> **ABOUT THIS TASK**
Output the data below exactly, without images.

> **DATASET RECORDS**
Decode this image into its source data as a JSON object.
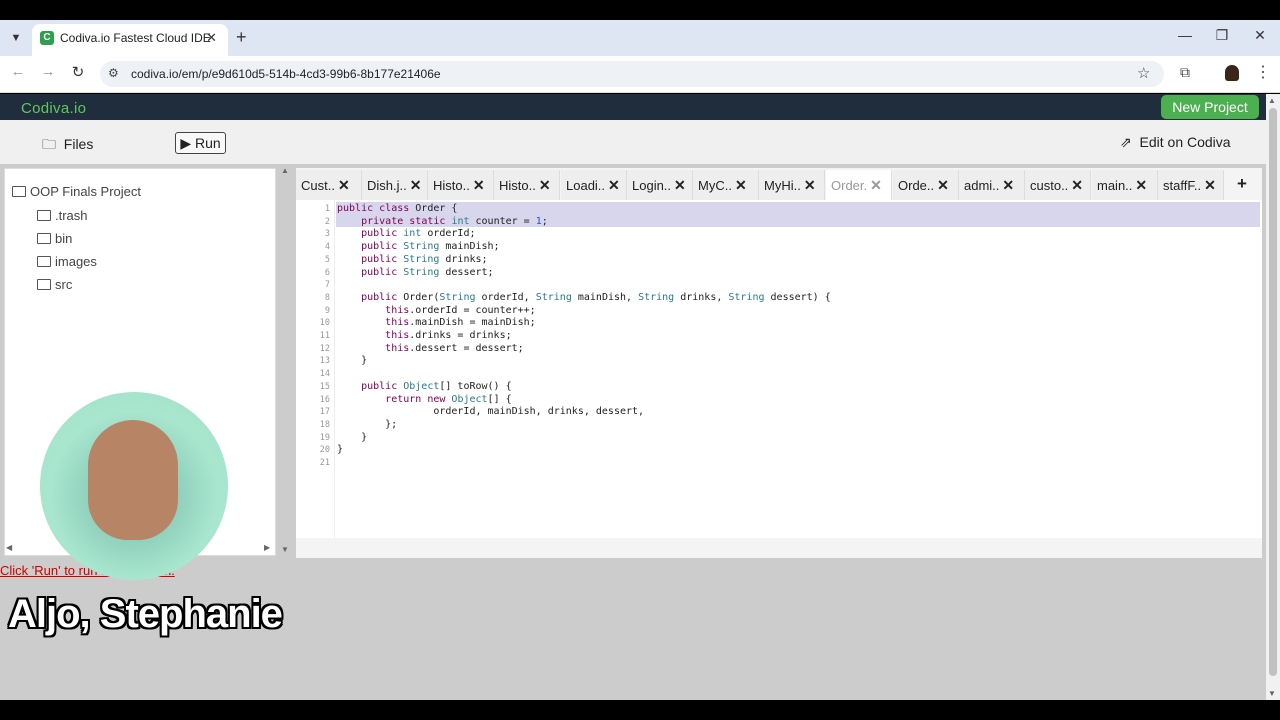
{
  "browser": {
    "tab_title": "Codiva.io Fastest Cloud IDE",
    "url": "codiva.io/em/p/e9d610d5-514b-4cd3-99b6-8b177e21406e"
  },
  "app": {
    "brand": "Codiva.io",
    "new_project": "New Project",
    "files": "Files",
    "run": "Run",
    "edit_on": "Edit on Codiva",
    "run_hint": "Click 'Run' to run the program."
  },
  "tree": {
    "project": "OOP Finals Project",
    "folders": [
      ".trash",
      "bin",
      "images",
      "src"
    ]
  },
  "file_tabs": [
    "Cust..",
    "Dish.j..",
    "Histo..",
    "Histo..",
    "Loadi..",
    "Login..",
    "MyC..",
    "MyHi..",
    "Order.",
    "Orde..",
    "admi..",
    "custo..",
    "main..",
    "staffF.."
  ],
  "active_tab_index": 8,
  "code": [
    "public class Order {",
    "    private static int counter = 1;",
    "    public int orderId;",
    "    public String mainDish;",
    "    public String drinks;",
    "    public String dessert;",
    "",
    "    public Order(String orderId, String mainDish, String drinks, String dessert) {",
    "        this.orderId = counter++;",
    "        this.mainDish = mainDish;",
    "        this.drinks = drinks;",
    "        this.dessert = dessert;",
    "    }",
    "",
    "    public Object[] toRow() {",
    "        return new Object[] {",
    "                orderId, mainDish, drinks, dessert,",
    "        };",
    "    }",
    "}",
    ""
  ],
  "caption": "Aljo, Stephanie",
  "colors": {
    "brand_green": "#5ec85e",
    "header_bg": "#1f2d3d",
    "new_project_bg": "#4caf50",
    "keyword": "#7f0055",
    "type": "#2a7a8a",
    "number": "#1750eb"
  }
}
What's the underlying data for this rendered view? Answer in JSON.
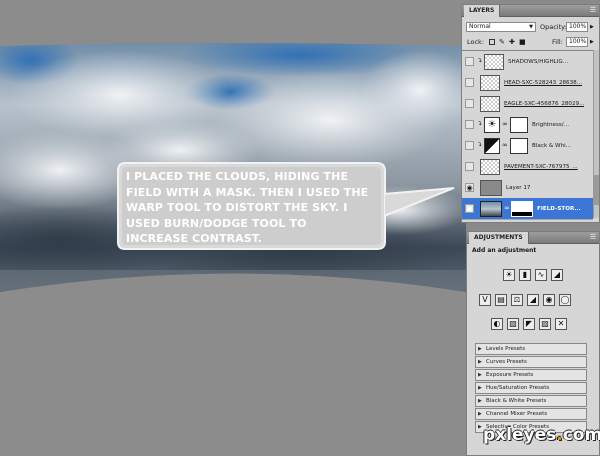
{
  "callout": {
    "lines": [
      "I PLACED THE CLOUDS, HIDING THE",
      "FIELD WITH A MASK. THEN I USED THE",
      "WARP TOOL TO DISTORT THE SKY. I",
      "USED BURN/DODGE TOOL TO",
      "INCREASE CONTRAST."
    ]
  },
  "layers_panel": {
    "tab": "LAYERS",
    "blend_mode": "Normal",
    "opacity_label": "Opacity:",
    "opacity_value": "100%",
    "lock_label": "Lock:",
    "fill_label": "Fill:",
    "fill_value": "100%",
    "layers": [
      {
        "name": "SHADOWS/HIGHLIG...",
        "underline": false
      },
      {
        "name": "HEAD-SXC-528243_28638...",
        "underline": true
      },
      {
        "name": "EAGLE-SXC-456876_28029...",
        "underline": true
      },
      {
        "name": "Brightness/...",
        "underline": false
      },
      {
        "name": "Black & Whi...",
        "underline": false
      },
      {
        "name": "PAVEMENT-SXC-767975_...",
        "underline": true
      },
      {
        "name": "Layer 17",
        "underline": false
      },
      {
        "name": "FIELD-STOR...",
        "underline": false
      }
    ]
  },
  "adjustments_panel": {
    "tab": "ADJUSTMENTS",
    "subtitle": "Add an adjustment",
    "presets": [
      "Levels Presets",
      "Curves Presets",
      "Exposure Presets",
      "Hue/Saturation Presets",
      "Black & White Presets",
      "Channel Mixer Presets",
      "Selective Color Presets"
    ]
  },
  "watermark": {
    "pre": "pxleyes",
    "dot": ".",
    "post": "com"
  }
}
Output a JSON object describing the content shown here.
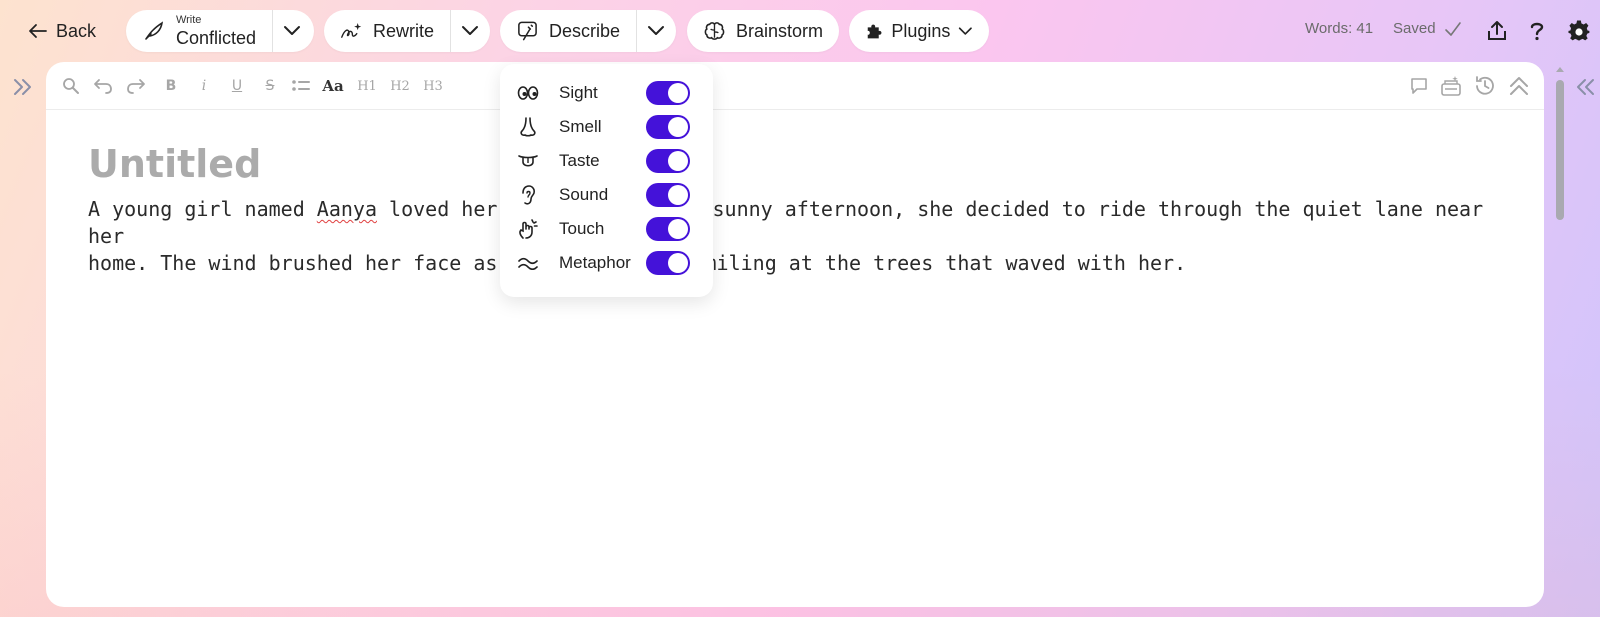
{
  "topbar": {
    "back_label": "Back",
    "write_small": "Write",
    "write_mode": "Conflicted",
    "rewrite_label": "Rewrite",
    "describe_label": "Describe",
    "brainstorm_label": "Brainstorm",
    "plugins_label": "Plugins",
    "words": "Words: 41",
    "saved": "Saved"
  },
  "toolbar": {
    "font_label": "Aa",
    "h1": "H1",
    "h2": "H2",
    "h3": "H3",
    "bold": "B",
    "italic": "i",
    "underline": "U",
    "strike": "S"
  },
  "editor": {
    "title_placeholder": "Untitled",
    "line1_before": "A young girl named ",
    "line1_misspelled": "Aanya",
    "line1_after": " loved her o",
    "line1_end": "sunny afternoon, she decided to ride through the quiet lane near her",
    "line2_start": "home. The wind brushed her face as",
    "line2_end": " smiling at the trees that waved with her."
  },
  "describe_menu": {
    "items": [
      {
        "label": "Sight",
        "icon": "eyes-icon",
        "enabled": true
      },
      {
        "label": "Smell",
        "icon": "nose-icon",
        "enabled": true
      },
      {
        "label": "Taste",
        "icon": "tongue-icon",
        "enabled": true
      },
      {
        "label": "Sound",
        "icon": "ear-icon",
        "enabled": true
      },
      {
        "label": "Touch",
        "icon": "hand-icon",
        "enabled": true
      },
      {
        "label": "Metaphor",
        "icon": "waves-icon",
        "enabled": true
      }
    ]
  },
  "colors": {
    "toggle_on": "#4412d9",
    "spell_error": "#e04040"
  }
}
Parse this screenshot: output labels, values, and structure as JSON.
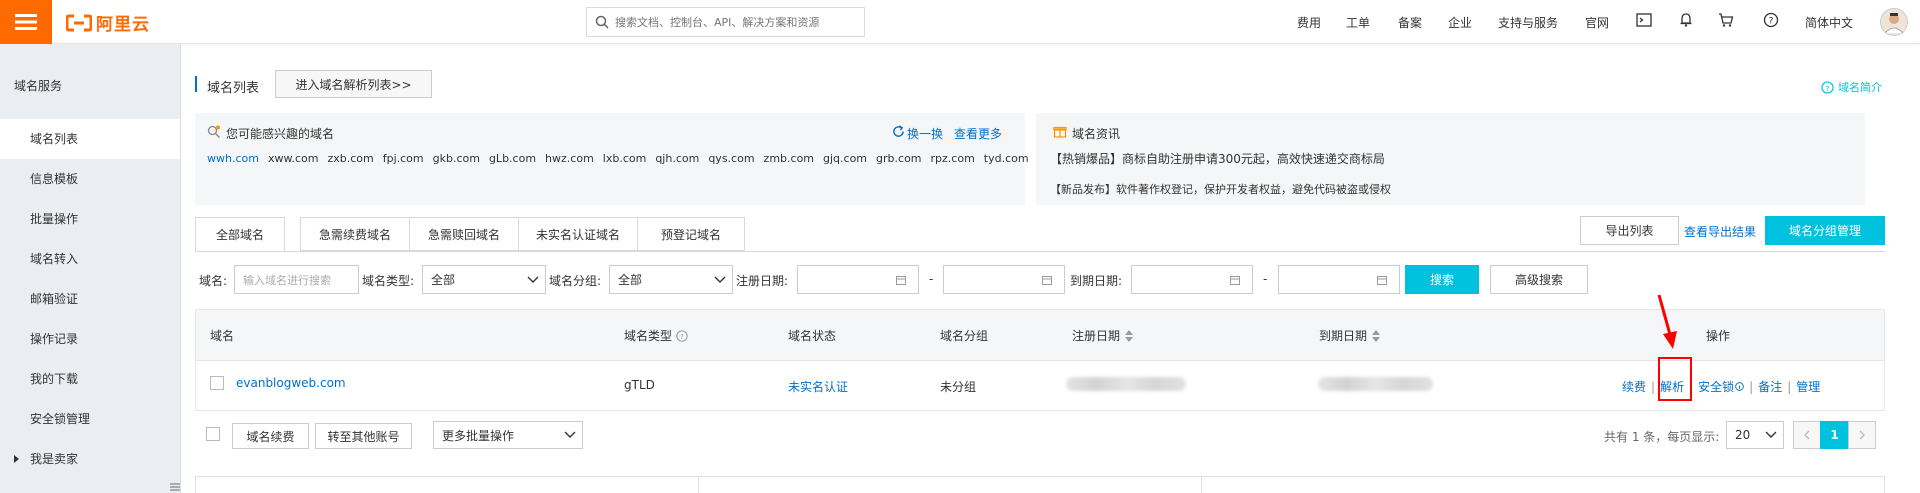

> **SOLVED PROBLEM**
Decode this image into its source data as a JSON object.
{
  "browser": {
    "tab_title": "Codiva.io Fastest Cloud IDE",
    "url": "codiva.io/em/p/e9d610d5-514b-4cd3-99b6-8b177e21406e"
  },
  "app": {
    "brand": "Codiva.io",
    "new_project": "New Project",
    "files": "Files",
    "run": "Run",
    "edit_on": "Edit on Codiva",
    "run_hint": "Click 'Run' to run the program."
  },
  "tree": {
    "project": "OOP Finals Project",
    "folders": [
      ".trash",
      "bin",
      "images",
      "src"
    ]
  },
  "file_tabs": [
    "Cust..",
    "Dish.j..",
    "Histo..",
    "Histo..",
    "Loadi..",
    "Login..",
    "MyC..",
    "MyHi..",
    "Order.",
    "Orde..",
    "admi..",
    "custo..",
    "main..",
    "staffF.."
  ],
  "active_tab_index": 8,
  "code": [
    "public class Order {",
    "    private static int counter = 1;",
    "    public int orderId;",
    "    public String mainDish;",
    "    public String drinks;",
    "    public String dessert;",
    "",
    "    public Order(String orderId, String mainDish, String drinks, String dessert) {",
    "        this.orderId = counter++;",
    "        this.mainDish = mainDish;",
    "        this.drinks = drinks;",
    "        this.dessert = dessert;",
    "    }",
    "",
    "    public Object[] toRow() {",
    "        return new Object[] {",
    "                orderId, mainDish, drinks, dessert,",
    "        };",
    "    }",
    "}",
    ""
  ],
  "caption": "Aljo, Stephanie",
  "colors": {
    "brand_green": "#5ec85e",
    "header_bg": "#1f2d3d",
    "new_project_bg": "#4caf50",
    "keyword": "#7f0055",
    "type": "#2a7a8a",
    "number": "#1750eb"
  }
}
What's the underlying data for this rendered view? Answer in JSON.
{
  "callout": {
    "lines": [
      "I PLACED THE CLOUDS, HIDING THE",
      "FIELD WITH A MASK. THEN I USED THE",
      "WARP TOOL TO DISTORT THE SKY. I",
      "USED BURN/DODGE TOOL TO",
      "INCREASE CONTRAST."
    ]
  },
  "layers_panel": {
    "tab": "LAYERS",
    "blend_mode": "Normal",
    "opacity_label": "Opacity:",
    "opacity_value": "100%",
    "lock_label": "Lock:",
    "fill_label": "Fill:",
    "fill_value": "100%",
    "layers": [
      {
        "name": "SHADOWS/HIGHLIG...",
        "underline": false
      },
      {
        "name": "HEAD-SXC-528243_28638...",
        "underline": true
      },
      {
        "name": "EAGLE-SXC-456876_28029...",
        "underline": true
      },
      {
        "name": "Brightness/...",
        "underline": false
      },
      {
        "name": "Black & Whi...",
        "underline": false
      },
      {
        "name": "PAVEMENT-SXC-767975_...",
        "underline": true
      },
      {
        "name": "Layer 17",
        "underline": false
      },
      {
        "name": "FIELD-STOR...",
        "underline": false
      }
    ]
  },
  "adjustments_panel": {
    "tab": "ADJUSTMENTS",
    "subtitle": "Add an adjustment",
    "presets": [
      "Levels Presets",
      "Curves Presets",
      "Exposure Presets",
      "Hue/Saturation Presets",
      "Black & White Presets",
      "Channel Mixer Presets",
      "Selective Color Presets"
    ]
  },
  "watermark": {
    "pre": "pxleyes",
    "dot": ".",
    "post": "com"
  }
}
Output a JSON object describing the content shown here.
{
  "topbar": {
    "back_label": "Back",
    "write_small": "Write",
    "write_mode": "Conflicted",
    "rewrite_label": "Rewrite",
    "describe_label": "Describe",
    "brainstorm_label": "Brainstorm",
    "plugins_label": "Plugins",
    "words": "Words: 41",
    "saved": "Saved"
  },
  "toolbar": {
    "font_label": "Aa",
    "h1": "H1",
    "h2": "H2",
    "h3": "H3",
    "bold": "B",
    "italic": "i",
    "underline": "U",
    "strike": "S"
  },
  "editor": {
    "title_placeholder": "Untitled",
    "line1_before": "A young girl named ",
    "line1_misspelled": "Aanya",
    "line1_after": " loved her o",
    "line1_end": "sunny afternoon, she decided to ride through the quiet lane near her",
    "line2_start": "home. The wind brushed her face as",
    "line2_end": " smiling at the trees that waved with her."
  },
  "describe_menu": {
    "items": [
      {
        "label": "Sight",
        "icon": "eyes-icon",
        "enabled": true
      },
      {
        "label": "Smell",
        "icon": "nose-icon",
        "enabled": true
      },
      {
        "label": "Taste",
        "icon": "tongue-icon",
        "enabled": true
      },
      {
        "label": "Sound",
        "icon": "ear-icon",
        "enabled": true
      },
      {
        "label": "Touch",
        "icon": "hand-icon",
        "enabled": true
      },
      {
        "label": "Metaphor",
        "icon": "waves-icon",
        "enabled": true
      }
    ]
  },
  "colors": {
    "toggle_on": "#4412d9",
    "spell_error": "#e04040"
  }
}
Parse this screenshot: output labels, values, and structure as JSON.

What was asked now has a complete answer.